The Last Rebel Ground


One leaves the central village after perhaps buying a gift-shop reproduction of the parole issued each Reb allowing him to return home, thirty thousand being printed in the Clover Hill Tavern, and wanders perhaps to the wooded hill where Lee made camp after the surrender or to the tiny cemetery alongside what was the Richmond-Lynchburg Stage Road but is now just a minor rut in a field. The cemetery holds a dozen and a half soldiers’ bodies. One is Jesse H. Hutchins, who enlisted three days after the firing on Fort Sumter, a plaque tells us, served 1,454 days, and died in the Army of Northern Virginia’s final twenty-four hours, on April 8, when he ran into some Federal cavalry. His destiny was to stay forever in this place, which would have remained an obscure hamlet no one ever heard of had things been different. Now it lives in history as where the war ended, where occurred what Gen. Joshua Chamberlain of Maine famously described as the Passing of the Armies, the laying down of the Confederate flags and arms along the road that reaches for some thousand feet between the McLean and Peers Houses.

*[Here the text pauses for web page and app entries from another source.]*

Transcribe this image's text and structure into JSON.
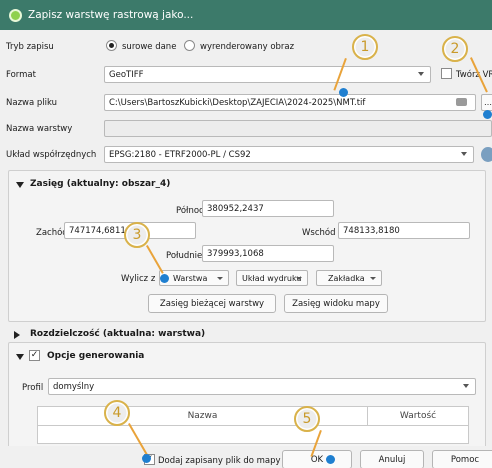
{
  "window": {
    "title": "Zapisz warstwę rastrową jako..."
  },
  "mode": {
    "label": "Tryb zapisu",
    "option_raw": "surowe dane",
    "option_rendered": "wyrenderowany obraz",
    "selected": "surowe dane"
  },
  "format": {
    "label": "Format",
    "value": "GeoTIFF",
    "create_vrt_label": "Twórz VR"
  },
  "filename": {
    "label": "Nazwa pliku",
    "value": "C:\\Users\\BartoszKubicki\\Desktop\\ZAJECIA\\2024-2025\\NMT.tif"
  },
  "layername": {
    "label": "Nazwa warstwy",
    "value": ""
  },
  "crs": {
    "label": "Układ współrzędnych",
    "value": "EPSG:2180 - ETRF2000-PL / CS92"
  },
  "extent": {
    "title": "Zasięg (aktualny: obszar_4)",
    "north_label": "Północ",
    "north": "380952,2437",
    "west_label": "Zachód",
    "west": "747174,6811",
    "east_label": "Wschód",
    "east": "748133,8180",
    "south_label": "Południe",
    "south": "379993,1068",
    "calc_label": "Wylicz z",
    "layer_btn": "Warstwa",
    "layout_btn": "Układ wydruku",
    "bookmark_btn": "Zakładka",
    "current_layer_btn": "Zasięg bieżącej warstwy",
    "map_view_btn": "Zasięg widoku mapy"
  },
  "resolution": {
    "title": "Rozdzielczość (aktualna: warstwa)"
  },
  "options": {
    "title": "Opcje generowania",
    "profile_label": "Profil",
    "profile_value": "domyślny",
    "col_name": "Nazwa",
    "col_value": "Wartość"
  },
  "footer": {
    "add_to_map": "Dodaj zapisany plik do mapy",
    "ok": "OK",
    "cancel": "Anuluj",
    "help": "Pomoc"
  },
  "annotations": {
    "b1": "1",
    "b2": "2",
    "b3": "3",
    "b4": "4",
    "b5": "5"
  },
  "colors": {
    "titlebar": "#3c7a6a",
    "badge_border": "#d9b24a",
    "pointer_dot": "#1f7fd0",
    "pointer_line": "#e9a33a"
  }
}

In the couple of days it took to print and sign the passes the former enemies mingled. I like the story a Southerner told. A Union soldier asked if he was hungry. A pretty question to ask a Reb, was the snorted reply. Never mind, the Yankee said. Did the Southerner have a knife? Yes. The Bluecoat pointed to a ham strung to his saddle. “Cut you a slice, Johnny.” In later years the Confederate said, “God bless that Yank!”

The surrender took place on Palm Sunday. On the previous Sunday Corporal Mauck had killed General Hill. Then came Lee’s retreat, and now there is the Lee’s Retreat Trail, which ends here where all the soldiers went home. As did I.